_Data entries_
--------------------------------------------------

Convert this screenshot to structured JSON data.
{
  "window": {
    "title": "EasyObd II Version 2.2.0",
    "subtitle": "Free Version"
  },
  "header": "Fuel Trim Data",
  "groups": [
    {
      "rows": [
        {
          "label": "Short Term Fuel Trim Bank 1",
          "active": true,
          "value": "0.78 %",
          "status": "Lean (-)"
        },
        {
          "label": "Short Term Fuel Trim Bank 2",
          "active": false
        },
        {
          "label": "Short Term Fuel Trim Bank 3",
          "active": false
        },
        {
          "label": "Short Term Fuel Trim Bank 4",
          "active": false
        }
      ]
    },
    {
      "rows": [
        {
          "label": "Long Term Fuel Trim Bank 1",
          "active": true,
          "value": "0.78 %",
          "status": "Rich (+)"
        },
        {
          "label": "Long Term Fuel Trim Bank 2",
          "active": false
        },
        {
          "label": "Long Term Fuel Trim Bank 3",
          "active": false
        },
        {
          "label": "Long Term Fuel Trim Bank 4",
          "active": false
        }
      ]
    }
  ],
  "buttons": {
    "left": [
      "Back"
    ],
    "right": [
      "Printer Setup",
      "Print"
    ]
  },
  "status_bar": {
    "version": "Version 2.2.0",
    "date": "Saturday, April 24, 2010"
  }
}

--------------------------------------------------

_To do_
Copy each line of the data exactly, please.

_Result of this exercise_
Convert this screenshot to structured JSON data.
{
  "window": {
    "title": "EasyObd II Version 2.2.0",
    "subtitle": "Free Version"
  },
  "header": "Fuel Trim Data",
  "groups": [
    {
      "rows": [
        {
          "label": "Short Term Fuel Trim Bank 1",
          "active": true,
          "value": "0.78 %",
          "status": "Lean (-)"
        },
        {
          "label": "Short Term Fuel Trim Bank 2",
          "active": false
        },
        {
          "label": "Short Term Fuel Trim Bank 3",
          "active": false
        },
        {
          "label": "Short Term Fuel Trim Bank 4",
          "active": false
        }
      ]
    },
    {
      "rows": [
        {
          "label": "Long Term Fuel Trim Bank 1",
          "active": true,
          "value": "0.78 %",
          "status": "Rich (+)"
        },
        {
          "label": "Long Term Fuel Trim Bank 2",
          "active": false
        },
        {
          "label": "Long Term Fuel Trim Bank 3",
          "active": false
        },
        {
          "label": "Long Term Fuel Trim Bank 4",
          "active": false
        }
      ]
    }
  ],
  "buttons": {
    "left": [
      "Back"
    ],
    "right": [
      "Printer Setup",
      "Print"
    ]
  },
  "status_bar": {
    "version": "Version 2.2.0",
    "date": "Saturday, April 24, 2010"
  }
}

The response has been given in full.